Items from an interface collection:

- Opening Delimiter -

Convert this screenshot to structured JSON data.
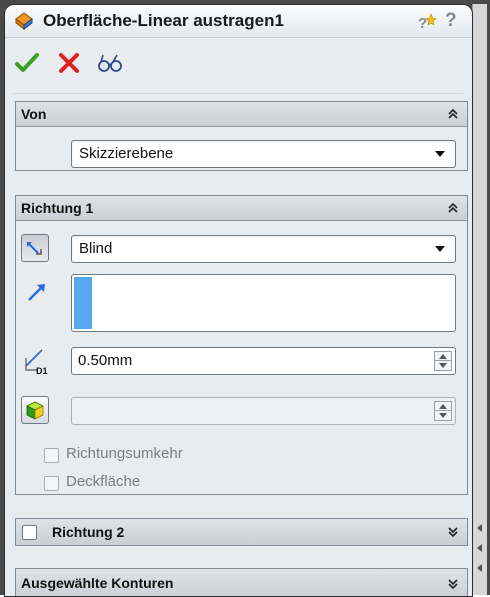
{
  "title": "Oberfläche-Linear austragen1",
  "actions": {
    "ok_icon": "checkmark-icon",
    "cancel_icon": "x-icon",
    "preview_icon": "glasses-icon"
  },
  "von": {
    "header": "Von",
    "select_value": "Skizzierebene"
  },
  "richtung1": {
    "header": "Richtung 1",
    "end_condition": "Blind",
    "depth_value": "0.50mm",
    "depth_label": "D1",
    "options": [
      {
        "label": "Richtungsumkehr"
      },
      {
        "label": "Deckfläche"
      }
    ]
  },
  "richtung2": {
    "header": "Richtung 2"
  },
  "konturen": {
    "header": "Ausgewählte Konturen"
  },
  "colors": {
    "accent_blue": "#58a8f0",
    "cancel_red": "#e02020",
    "ok_green": "#3aa020"
  }
}
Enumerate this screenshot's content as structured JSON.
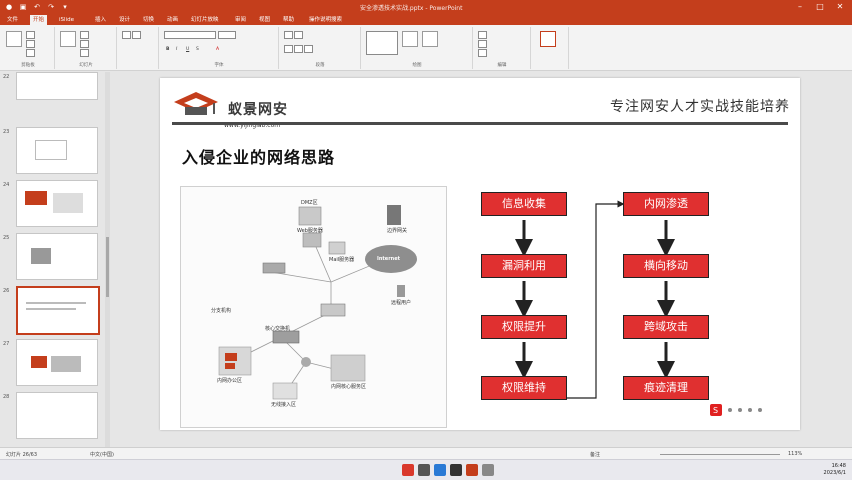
{
  "window": {
    "title": "安全渗透技术实战.pptx - PowerPoint"
  },
  "ribbon_tabs": [
    "文件",
    "开始",
    "iSlide",
    "插入",
    "设计",
    "切换",
    "动画",
    "幻灯片放映",
    "审阅",
    "视图",
    "帮助",
    "操作说明搜索"
  ],
  "ribbon_groups": [
    "剪贴板",
    "幻灯片",
    "字体",
    "段落",
    "绘图",
    "编辑"
  ],
  "thumbnail_numbers": [
    "22",
    "23",
    "24",
    "25",
    "26",
    "27",
    "28"
  ],
  "slide": {
    "brand_name": "蚁景网安",
    "brand_url": "www.yijinglab.com",
    "tagline": "专注网安人才实战技能培养",
    "title": "入侵企业的网络思路",
    "diagram_labels": {
      "dmz": "DMZ区",
      "web_server": "Web服务器",
      "mail_server": "Mail服务器",
      "gateway": "边界网关",
      "internet": "Internet",
      "remote_user": "远程用户",
      "branch": "分支机构",
      "office": "内网办公区",
      "core_switch": "核心交换机",
      "core_servers": "内网核心服务区",
      "guest": "无线接入区"
    },
    "flow_left": [
      "信息收集",
      "漏洞利用",
      "权限提升",
      "权限维持"
    ],
    "flow_right": [
      "内网渗透",
      "横向移动",
      "跨域攻击",
      "痕迹清理"
    ]
  },
  "statusbar": {
    "slide_info": "幻灯片 26/63",
    "language": "中文(中国)",
    "notes": "备注",
    "zoom": "113%"
  },
  "taskbar": {
    "time": "16:48",
    "date": "2023/6/1"
  },
  "colors": {
    "accent": "#c43e1c",
    "flow_box": "#e03030"
  }
}
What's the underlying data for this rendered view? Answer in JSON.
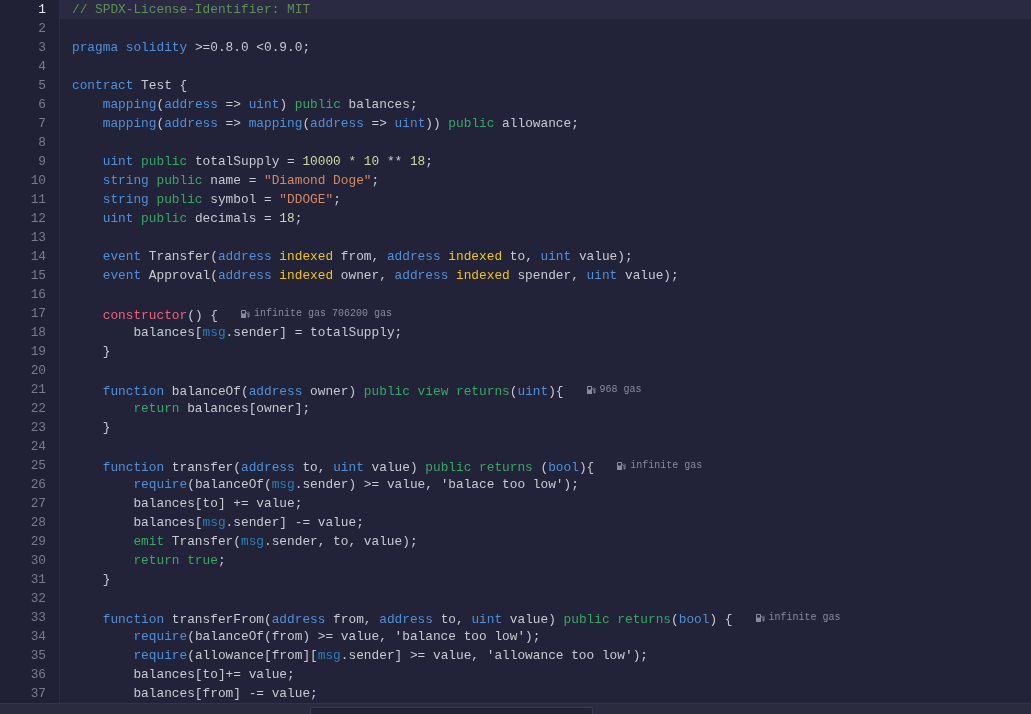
{
  "editor": {
    "lines": [
      {
        "number": "1",
        "active": true,
        "tokens": [
          {
            "kind": "comment",
            "text": "// SPDX-License-Identifier: MIT"
          }
        ]
      },
      {
        "number": "2",
        "active": false
      },
      {
        "number": "3",
        "active": false,
        "tokens": [
          {
            "kind": "keyword",
            "text": "pragma"
          },
          {
            "kind": "keyword",
            "text": " solidity"
          },
          {
            "kind": "plain",
            "text": " >=0.8.0 <0.9.0;"
          }
        ]
      },
      {
        "number": "4",
        "active": false
      },
      {
        "number": "5",
        "active": false,
        "tokens": [
          {
            "kind": "keyword",
            "text": "contract"
          },
          {
            "kind": "plain",
            "text": " Test {"
          }
        ]
      },
      {
        "number": "6",
        "active": false,
        "tokens": [
          {
            "kind": "keyword",
            "text": "    mapping"
          },
          {
            "kind": "plain",
            "text": "("
          },
          {
            "kind": "type",
            "text": "address"
          },
          {
            "kind": "plain",
            "text": " => "
          },
          {
            "kind": "type",
            "text": "uint"
          },
          {
            "kind": "plain",
            "text": ") "
          },
          {
            "kind": "modifier",
            "text": "public"
          },
          {
            "kind": "plain",
            "text": " balances;"
          }
        ]
      },
      {
        "number": "7",
        "active": false,
        "tokens": [
          {
            "kind": "keyword",
            "text": "    mapping"
          },
          {
            "kind": "plain",
            "text": "("
          },
          {
            "kind": "type",
            "text": "address"
          },
          {
            "kind": "plain",
            "text": " => "
          },
          {
            "kind": "keyword",
            "text": "mapping"
          },
          {
            "kind": "plain",
            "text": "("
          },
          {
            "kind": "type",
            "text": "address"
          },
          {
            "kind": "plain",
            "text": " => "
          },
          {
            "kind": "type",
            "text": "uint"
          },
          {
            "kind": "plain",
            "text": ")) "
          },
          {
            "kind": "modifier",
            "text": "public"
          },
          {
            "kind": "plain",
            "text": " allowance;"
          }
        ]
      },
      {
        "number": "8",
        "active": false
      },
      {
        "number": "9",
        "active": false,
        "tokens": [
          {
            "kind": "type",
            "text": "    uint"
          },
          {
            "kind": "modifier",
            "text": " public"
          },
          {
            "kind": "plain",
            "text": " totalSupply = "
          },
          {
            "kind": "number",
            "text": "10000"
          },
          {
            "kind": "plain",
            "text": " * "
          },
          {
            "kind": "number",
            "text": "10"
          },
          {
            "kind": "plain",
            "text": " ** "
          },
          {
            "kind": "number",
            "text": "18"
          },
          {
            "kind": "plain",
            "text": ";"
          }
        ]
      },
      {
        "number": "10",
        "active": false,
        "tokens": [
          {
            "kind": "type",
            "text": "    string"
          },
          {
            "kind": "modifier",
            "text": " public"
          },
          {
            "kind": "plain",
            "text": " name = "
          },
          {
            "kind": "string",
            "text": "\"Diamond Doge\""
          },
          {
            "kind": "plain",
            "text": ";"
          }
        ]
      },
      {
        "number": "11",
        "active": false,
        "tokens": [
          {
            "kind": "type",
            "text": "    string"
          },
          {
            "kind": "modifier",
            "text": " public"
          },
          {
            "kind": "plain",
            "text": " symbol = "
          },
          {
            "kind": "string",
            "text": "\"DDOGE\""
          },
          {
            "kind": "plain",
            "text": ";"
          }
        ]
      },
      {
        "number": "12",
        "active": false,
        "tokens": [
          {
            "kind": "type",
            "text": "    uint"
          },
          {
            "kind": "modifier",
            "text": " public"
          },
          {
            "kind": "plain",
            "text": " decimals = "
          },
          {
            "kind": "number",
            "text": "18"
          },
          {
            "kind": "plain",
            "text": ";"
          }
        ]
      },
      {
        "number": "13",
        "active": false
      },
      {
        "number": "14",
        "active": false,
        "tokens": [
          {
            "kind": "keyword",
            "text": "    event"
          },
          {
            "kind": "plain",
            "text": " Transfer("
          },
          {
            "kind": "type",
            "text": "address"
          },
          {
            "kind": "indexed",
            "text": " indexed"
          },
          {
            "kind": "plain",
            "text": " from, "
          },
          {
            "kind": "type",
            "text": "address"
          },
          {
            "kind": "indexed",
            "text": " indexed"
          },
          {
            "kind": "plain",
            "text": " to, "
          },
          {
            "kind": "type",
            "text": "uint"
          },
          {
            "kind": "plain",
            "text": " value);"
          }
        ]
      },
      {
        "number": "15",
        "active": false,
        "tokens": [
          {
            "kind": "keyword",
            "text": "    event"
          },
          {
            "kind": "plain",
            "text": " Approval("
          },
          {
            "kind": "type",
            "text": "address"
          },
          {
            "kind": "indexed",
            "text": " indexed"
          },
          {
            "kind": "plain",
            "text": " owner, "
          },
          {
            "kind": "type",
            "text": "address"
          },
          {
            "kind": "indexed",
            "text": " indexed"
          },
          {
            "kind": "plain",
            "text": " spender, "
          },
          {
            "kind": "type",
            "text": "uint"
          },
          {
            "kind": "plain",
            "text": " value);"
          }
        ]
      },
      {
        "number": "16",
        "active": false
      },
      {
        "number": "17",
        "active": false,
        "tokens": [
          {
            "kind": "constructor",
            "text": "    constructor"
          },
          {
            "kind": "plain",
            "text": "() {"
          }
        ],
        "hint": "infinite gas 706200 gas"
      },
      {
        "number": "18",
        "active": false,
        "tokens": [
          {
            "kind": "plain",
            "text": "        balances["
          },
          {
            "kind": "builtin",
            "text": "msg"
          },
          {
            "kind": "plain",
            "text": ".sender] = totalSupply;"
          }
        ]
      },
      {
        "number": "19",
        "active": false,
        "tokens": [
          {
            "kind": "plain",
            "text": "    }"
          }
        ]
      },
      {
        "number": "20",
        "active": false
      },
      {
        "number": "21",
        "active": false,
        "tokens": [
          {
            "kind": "keyword",
            "text": "    function"
          },
          {
            "kind": "plain",
            "text": " balanceOf("
          },
          {
            "kind": "type",
            "text": "address"
          },
          {
            "kind": "plain",
            "text": " owner) "
          },
          {
            "kind": "modifier",
            "text": "public"
          },
          {
            "kind": "modifier",
            "text": " view"
          },
          {
            "kind": "modifier",
            "text": " returns"
          },
          {
            "kind": "plain",
            "text": "("
          },
          {
            "kind": "type",
            "text": "uint"
          },
          {
            "kind": "plain",
            "text": "){"
          }
        ],
        "hint": "968 gas"
      },
      {
        "number": "22",
        "active": false,
        "tokens": [
          {
            "kind": "control",
            "text": "        return"
          },
          {
            "kind": "plain",
            "text": " balances[owner];"
          }
        ]
      },
      {
        "number": "23",
        "active": false,
        "tokens": [
          {
            "kind": "plain",
            "text": "    }"
          }
        ]
      },
      {
        "number": "24",
        "active": false
      },
      {
        "number": "25",
        "active": false,
        "tokens": [
          {
            "kind": "keyword",
            "text": "    function"
          },
          {
            "kind": "plain",
            "text": " transfer("
          },
          {
            "kind": "type",
            "text": "address"
          },
          {
            "kind": "plain",
            "text": " to, "
          },
          {
            "kind": "type",
            "text": "uint"
          },
          {
            "kind": "plain",
            "text": " value) "
          },
          {
            "kind": "modifier",
            "text": "public"
          },
          {
            "kind": "modifier",
            "text": " returns"
          },
          {
            "kind": "plain",
            "text": " ("
          },
          {
            "kind": "type",
            "text": "bool"
          },
          {
            "kind": "plain",
            "text": "){"
          }
        ],
        "hint": "infinite gas"
      },
      {
        "number": "26",
        "active": false,
        "tokens": [
          {
            "kind": "keyword",
            "text": "        require"
          },
          {
            "kind": "plain",
            "text": "(balanceOf("
          },
          {
            "kind": "builtin",
            "text": "msg"
          },
          {
            "kind": "plain",
            "text": ".sender) >= value, 'balace too low');"
          }
        ]
      },
      {
        "number": "27",
        "active": false,
        "tokens": [
          {
            "kind": "plain",
            "text": "        balances[to] += value;"
          }
        ]
      },
      {
        "number": "28",
        "active": false,
        "tokens": [
          {
            "kind": "plain",
            "text": "        balances["
          },
          {
            "kind": "builtin",
            "text": "msg"
          },
          {
            "kind": "plain",
            "text": ".sender] -= value;"
          }
        ]
      },
      {
        "number": "29",
        "active": false,
        "tokens": [
          {
            "kind": "control",
            "text": "        emit"
          },
          {
            "kind": "plain",
            "text": " Transfer("
          },
          {
            "kind": "builtin",
            "text": "msg"
          },
          {
            "kind": "plain",
            "text": ".sender, to, value);"
          }
        ]
      },
      {
        "number": "30",
        "active": false,
        "tokens": [
          {
            "kind": "control",
            "text": "        return"
          },
          {
            "kind": "control",
            "text": " true"
          },
          {
            "kind": "plain",
            "text": ";"
          }
        ]
      },
      {
        "number": "31",
        "active": false,
        "tokens": [
          {
            "kind": "plain",
            "text": "    }"
          }
        ]
      },
      {
        "number": "32",
        "active": false
      },
      {
        "number": "33",
        "active": false,
        "tokens": [
          {
            "kind": "keyword",
            "text": "    function"
          },
          {
            "kind": "plain",
            "text": " transferFrom("
          },
          {
            "kind": "type",
            "text": "address"
          },
          {
            "kind": "plain",
            "text": " from, "
          },
          {
            "kind": "type",
            "text": "address"
          },
          {
            "kind": "plain",
            "text": " to, "
          },
          {
            "kind": "type",
            "text": "uint"
          },
          {
            "kind": "plain",
            "text": " value) "
          },
          {
            "kind": "modifier",
            "text": "public"
          },
          {
            "kind": "modifier",
            "text": " returns"
          },
          {
            "kind": "plain",
            "text": "("
          },
          {
            "kind": "type",
            "text": "bool"
          },
          {
            "kind": "plain",
            "text": ") {"
          }
        ],
        "hint": "infinite gas"
      },
      {
        "number": "34",
        "active": false,
        "tokens": [
          {
            "kind": "keyword",
            "text": "        require"
          },
          {
            "kind": "plain",
            "text": "(balanceOf(from) >= value, 'balance too low');"
          }
        ]
      },
      {
        "number": "35",
        "active": false,
        "tokens": [
          {
            "kind": "keyword",
            "text": "        require"
          },
          {
            "kind": "plain",
            "text": "(allowance[from]["
          },
          {
            "kind": "builtin",
            "text": "msg"
          },
          {
            "kind": "plain",
            "text": ".sender] >= value, 'allowance too low');"
          }
        ]
      },
      {
        "number": "36",
        "active": false,
        "tokens": [
          {
            "kind": "plain",
            "text": "        balances[to]+= value;"
          }
        ]
      },
      {
        "number": "37",
        "active": false,
        "tokens": [
          {
            "kind": "plain",
            "text": "        balances[from] -= value;"
          }
        ]
      }
    ]
  }
}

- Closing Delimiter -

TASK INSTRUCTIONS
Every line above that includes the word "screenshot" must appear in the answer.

EXPECTED ANSWER
Convert this screenshot to structured JSON data.
Enumerate this screenshot's content as structured JSON.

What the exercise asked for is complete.